Is Impostor Syndrome knocking on your door? You are good enough! Don't answer the door!
Impostor Syndrome; (noun)
-a collection of feelings of inadequacy that persist despite evident success
-the inability to believe that one’s success is deserved or has been legitimately achieved as a result of one’s own efforts or skills
-the idea that you’ve only succeeded due to luck or good timing
Working with Luke Bryan on his tour stop in Minnesota, and Adam Thielen from the MN Vikings.
Have you ever been to a photography class, viewed other photographer’s work, or scrolled through social media and thought ‘Holy (expletive), I’m a terrible photographer! I hope no one realizes how bad of a photographer I actually am!’? Well, I have!
I’ve been a photographer since I was a kid. I went to college for photography, have had images in galleries around the world, and have worked for huge companies and famous people. These achievements should make me feel like I’m doing GREAT in my profession and confirm that I am good enough. Surprisingly, I have to remind myself that I’m not a terrible photographer, ignorant, or undeserving to be in this industry. Welcome, Imposter Syndrome!

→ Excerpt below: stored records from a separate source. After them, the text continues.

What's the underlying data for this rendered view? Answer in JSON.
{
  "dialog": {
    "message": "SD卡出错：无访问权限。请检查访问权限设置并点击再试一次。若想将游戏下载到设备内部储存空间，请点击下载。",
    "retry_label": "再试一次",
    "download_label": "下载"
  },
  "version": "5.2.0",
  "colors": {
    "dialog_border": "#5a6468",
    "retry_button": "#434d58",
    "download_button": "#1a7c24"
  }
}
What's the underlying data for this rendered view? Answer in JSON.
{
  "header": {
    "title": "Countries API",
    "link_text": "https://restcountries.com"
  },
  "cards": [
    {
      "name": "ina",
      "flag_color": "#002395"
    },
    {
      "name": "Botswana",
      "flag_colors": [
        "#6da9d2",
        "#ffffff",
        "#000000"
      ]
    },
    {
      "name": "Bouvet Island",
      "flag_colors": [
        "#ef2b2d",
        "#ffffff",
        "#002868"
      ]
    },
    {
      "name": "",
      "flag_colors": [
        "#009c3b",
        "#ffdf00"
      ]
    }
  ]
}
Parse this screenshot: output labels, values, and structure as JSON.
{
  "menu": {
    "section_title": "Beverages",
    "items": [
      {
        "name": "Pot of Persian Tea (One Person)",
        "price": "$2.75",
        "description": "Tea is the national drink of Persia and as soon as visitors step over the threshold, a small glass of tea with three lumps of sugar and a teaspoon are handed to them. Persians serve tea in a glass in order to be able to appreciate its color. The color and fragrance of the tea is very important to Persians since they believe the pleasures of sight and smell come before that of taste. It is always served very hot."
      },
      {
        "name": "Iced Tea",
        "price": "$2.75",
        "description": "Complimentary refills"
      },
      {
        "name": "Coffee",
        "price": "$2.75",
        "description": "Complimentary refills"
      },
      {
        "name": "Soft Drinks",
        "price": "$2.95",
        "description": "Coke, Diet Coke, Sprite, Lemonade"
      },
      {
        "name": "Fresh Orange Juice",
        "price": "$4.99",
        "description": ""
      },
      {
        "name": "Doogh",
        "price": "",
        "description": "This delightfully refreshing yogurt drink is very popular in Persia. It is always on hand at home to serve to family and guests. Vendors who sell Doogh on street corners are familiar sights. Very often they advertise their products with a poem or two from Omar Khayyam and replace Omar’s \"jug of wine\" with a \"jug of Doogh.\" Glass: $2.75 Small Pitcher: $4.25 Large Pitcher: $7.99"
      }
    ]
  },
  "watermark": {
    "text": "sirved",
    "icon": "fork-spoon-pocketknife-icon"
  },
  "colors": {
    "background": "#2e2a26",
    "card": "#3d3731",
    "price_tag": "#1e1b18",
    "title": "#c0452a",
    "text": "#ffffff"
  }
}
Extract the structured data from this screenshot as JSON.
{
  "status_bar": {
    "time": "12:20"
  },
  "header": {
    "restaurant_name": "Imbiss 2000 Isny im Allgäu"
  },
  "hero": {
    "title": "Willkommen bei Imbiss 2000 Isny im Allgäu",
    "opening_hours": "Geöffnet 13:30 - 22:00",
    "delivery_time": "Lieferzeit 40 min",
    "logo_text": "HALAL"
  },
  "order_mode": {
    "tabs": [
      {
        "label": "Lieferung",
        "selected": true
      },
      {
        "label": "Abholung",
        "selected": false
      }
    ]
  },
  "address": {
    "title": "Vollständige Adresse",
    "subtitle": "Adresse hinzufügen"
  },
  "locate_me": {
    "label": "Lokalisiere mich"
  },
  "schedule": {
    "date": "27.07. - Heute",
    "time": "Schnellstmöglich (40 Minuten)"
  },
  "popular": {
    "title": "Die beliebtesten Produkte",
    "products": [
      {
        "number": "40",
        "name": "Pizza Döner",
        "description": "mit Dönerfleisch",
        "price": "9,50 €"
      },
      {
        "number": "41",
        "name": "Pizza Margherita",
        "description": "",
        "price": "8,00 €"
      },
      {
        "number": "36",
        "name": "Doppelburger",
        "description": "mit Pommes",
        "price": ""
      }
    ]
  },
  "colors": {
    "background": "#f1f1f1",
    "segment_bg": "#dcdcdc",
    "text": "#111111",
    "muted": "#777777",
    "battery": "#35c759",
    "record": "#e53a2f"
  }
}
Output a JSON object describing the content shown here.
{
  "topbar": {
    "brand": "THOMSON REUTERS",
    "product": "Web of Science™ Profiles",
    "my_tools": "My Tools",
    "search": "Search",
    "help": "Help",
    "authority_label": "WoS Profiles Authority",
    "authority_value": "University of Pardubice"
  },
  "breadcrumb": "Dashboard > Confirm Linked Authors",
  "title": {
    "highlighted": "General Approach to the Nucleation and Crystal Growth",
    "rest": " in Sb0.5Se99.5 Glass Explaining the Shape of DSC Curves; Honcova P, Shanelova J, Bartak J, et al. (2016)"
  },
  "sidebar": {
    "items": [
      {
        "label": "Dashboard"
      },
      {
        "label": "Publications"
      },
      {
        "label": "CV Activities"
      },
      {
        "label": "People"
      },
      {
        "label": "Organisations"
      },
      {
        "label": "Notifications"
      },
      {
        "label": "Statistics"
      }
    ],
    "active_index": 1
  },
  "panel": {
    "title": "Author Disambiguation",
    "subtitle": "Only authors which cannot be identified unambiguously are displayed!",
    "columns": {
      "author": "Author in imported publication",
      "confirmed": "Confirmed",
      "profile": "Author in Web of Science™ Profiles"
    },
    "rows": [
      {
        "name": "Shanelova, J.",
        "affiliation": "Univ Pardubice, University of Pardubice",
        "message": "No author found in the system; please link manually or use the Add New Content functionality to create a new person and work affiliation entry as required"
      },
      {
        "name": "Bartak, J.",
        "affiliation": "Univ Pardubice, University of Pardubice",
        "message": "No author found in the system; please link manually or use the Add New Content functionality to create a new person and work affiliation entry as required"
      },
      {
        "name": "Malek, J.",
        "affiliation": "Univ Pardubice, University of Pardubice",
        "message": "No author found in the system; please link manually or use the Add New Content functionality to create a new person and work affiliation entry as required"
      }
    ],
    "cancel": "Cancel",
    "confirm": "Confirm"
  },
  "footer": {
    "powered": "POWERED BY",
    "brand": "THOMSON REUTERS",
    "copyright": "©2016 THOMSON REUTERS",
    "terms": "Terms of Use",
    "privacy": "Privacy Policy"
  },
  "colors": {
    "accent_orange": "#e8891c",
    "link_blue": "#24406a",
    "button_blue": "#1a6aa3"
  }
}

Since recognizing this ‘Imposter Syndrome’ madness, I decided to see if any other photographers deal with this issue too. What I learned made me feel better and sad at the same time. I found that I was definitely not alone in feeling like a fraud at times. So far every photographer I’ve listened to has had their own set of doubts. They have compared themselves to others, felt small, or were over critical of their work.
There are many reasons why this happens; and, every person has their own different reasoning. (so says my therapist) Whatever the reason is, there are ways to avoid/soften this self-deprecating talk and reframe ones thinking habits. Here are a few tips and tricks I’ve tried along the way. They have helped me. Maybe one of them will help you.
Gallery show in 2019 where my piece won an award and sold to a collector!
Rephrase the negative talk into positive
Instead of saying ‘That photography class made me feel like I have no idea what I’m doing! How can I be a good photographer?’ Say ‘I learned so much in that photography class! I’m so excited to add this knowledge to what I already know!’ Modifying the negative thought into something positive can help reframe one’s thoughts.
Put yourself in your own shoes
Pretend you are having a conversation with a 10-year-old version of yourself. What would you say to them if they were putting themselves down? Would you tell them that they are correct in thinking they are stupid because they didn’t know something? Would you tell them that their art isn’t good enough? I hope not! Be kind to yourself! Don’t put yourself down. There are enough people in this world that will gladly do that for you. Don’t be one of them too.
Take the compliment with a simple 'Thank-you'
When someone compliments you or your work, say ‘Thank You!’. Do not undermine your accomplishments with a belittling response. It might be weird to believe, but just like you look up to certain photographers, they might be looking up to you too. Be proud of your work. Compliments are a confirmation that you are good at what you do.
Talk to another photographer in person, and not just through text style messaging
Better yet! Meet with a photographer you admire and/or intimidates you in-person! I know social distancing makes this task harder. But Zoom/GoogleMeet has made this easier with the creation of online meetings. Meeting this way is the new face-to-face style of 2020 anyway, so you might as well give it a try.
Just like social media, I think of non-face-to-face conversations as a form of curated content. You can’t tell someone’s true meaning when you read what they’ve written. For all you know I could be yelling at you in this article. (EVEN THOUGH I’M NOT TYPING IN ALL CAPS) Or maybe I’m talking to you like you’re a scared child. (I’m not. I’m actually talking to you out of concern and from a place of wanting to truly help you) But the fact is, is you can’t tell. What one person reads/hears may be interpreted differently then what the person who wrote/said it meant. If a person who intimidates you sends you a message you could interpret it as a put-down or being treated like an idiot. Therefore, meet in person.
Have compassion for yourself
Remember, you are doing amazingly well! You are progressing! You are good enough! And doggone it, people like you!